──────── Records for this exercise

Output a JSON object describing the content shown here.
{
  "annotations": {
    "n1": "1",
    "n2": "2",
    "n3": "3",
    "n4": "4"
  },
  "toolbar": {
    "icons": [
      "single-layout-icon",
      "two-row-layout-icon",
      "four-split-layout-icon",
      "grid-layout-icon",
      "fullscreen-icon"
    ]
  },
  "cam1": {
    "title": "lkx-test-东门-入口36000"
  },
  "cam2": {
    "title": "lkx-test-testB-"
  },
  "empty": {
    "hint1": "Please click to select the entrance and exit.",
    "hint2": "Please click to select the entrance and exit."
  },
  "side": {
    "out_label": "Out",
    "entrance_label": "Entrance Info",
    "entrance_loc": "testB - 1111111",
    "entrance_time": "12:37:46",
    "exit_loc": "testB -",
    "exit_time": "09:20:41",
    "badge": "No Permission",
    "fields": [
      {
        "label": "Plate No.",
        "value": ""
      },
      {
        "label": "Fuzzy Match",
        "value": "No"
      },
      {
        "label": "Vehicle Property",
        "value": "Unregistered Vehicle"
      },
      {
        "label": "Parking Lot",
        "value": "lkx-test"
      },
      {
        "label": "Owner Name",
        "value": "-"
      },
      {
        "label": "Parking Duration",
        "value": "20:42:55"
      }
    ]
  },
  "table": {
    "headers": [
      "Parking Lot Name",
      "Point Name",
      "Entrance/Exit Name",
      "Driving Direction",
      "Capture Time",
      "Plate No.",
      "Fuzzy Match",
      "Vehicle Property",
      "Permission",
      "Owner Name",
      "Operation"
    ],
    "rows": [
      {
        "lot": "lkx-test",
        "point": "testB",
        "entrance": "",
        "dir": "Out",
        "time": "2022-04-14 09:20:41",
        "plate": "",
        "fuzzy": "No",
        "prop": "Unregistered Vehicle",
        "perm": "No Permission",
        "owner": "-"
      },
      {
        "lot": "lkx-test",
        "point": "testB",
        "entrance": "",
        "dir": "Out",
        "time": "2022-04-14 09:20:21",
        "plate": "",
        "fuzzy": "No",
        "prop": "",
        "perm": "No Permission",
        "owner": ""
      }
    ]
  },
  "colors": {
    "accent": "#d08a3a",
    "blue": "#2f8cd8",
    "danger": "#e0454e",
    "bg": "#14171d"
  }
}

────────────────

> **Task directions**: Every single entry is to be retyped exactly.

> **Your response**:
Output a JSON object describing the content shown here.
{
  "annotations": {
    "n1": "1",
    "n2": "2",
    "n3": "3",
    "n4": "4"
  },
  "toolbar": {
    "icons": [
      "single-layout-icon",
      "two-row-layout-icon",
      "four-split-layout-icon",
      "grid-layout-icon",
      "fullscreen-icon"
    ]
  },
  "cam1": {
    "title": "lkx-test-东门-入口36000"
  },
  "cam2": {
    "title": "lkx-test-testB-"
  },
  "empty": {
    "hint1": "Please click to select the entrance and exit.",
    "hint2": "Please click to select the entrance and exit."
  },
  "side": {
    "out_label": "Out",
    "entrance_label": "Entrance Info",
    "entrance_loc": "testB - 1111111",
    "entrance_time": "12:37:46",
    "exit_loc": "testB -",
    "exit_time": "09:20:41",
    "badge": "No Permission",
    "fields": [
      {
        "label": "Plate No.",
        "value": ""
      },
      {
        "label": "Fuzzy Match",
        "value": "No"
      },
      {
        "label": "Vehicle Property",
        "value": "Unregistered Vehicle"
      },
      {
        "label": "Parking Lot",
        "value": "lkx-test"
      },
      {
        "label": "Owner Name",
        "value": "-"
      },
      {
        "label": "Parking Duration",
        "value": "20:42:55"
      }
    ]
  },
  "table": {
    "headers": [
      "Parking Lot Name",
      "Point Name",
      "Entrance/Exit Name",
      "Driving Direction",
      "Capture Time",
      "Plate No.",
      "Fuzzy Match",
      "Vehicle Property",
      "Permission",
      "Owner Name",
      "Operation"
    ],
    "rows": [
      {
        "lot": "lkx-test",
        "point": "testB",
        "entrance": "",
        "dir": "Out",
        "time": "2022-04-14 09:20:41",
        "plate": "",
        "fuzzy": "No",
        "prop": "Unregistered Vehicle",
        "perm": "No Permission",
        "owner": "-"
      },
      {
        "lot": "lkx-test",
        "point": "testB",
        "entrance": "",
        "dir": "Out",
        "time": "2022-04-14 09:20:21",
        "plate": "",
        "fuzzy": "No",
        "prop": "",
        "perm": "No Permission",
        "owner": ""
      }
    ]
  },
  "colors": {
    "accent": "#d08a3a",
    "blue": "#2f8cd8",
    "danger": "#e0454e",
    "bg": "#14171d"
  }
}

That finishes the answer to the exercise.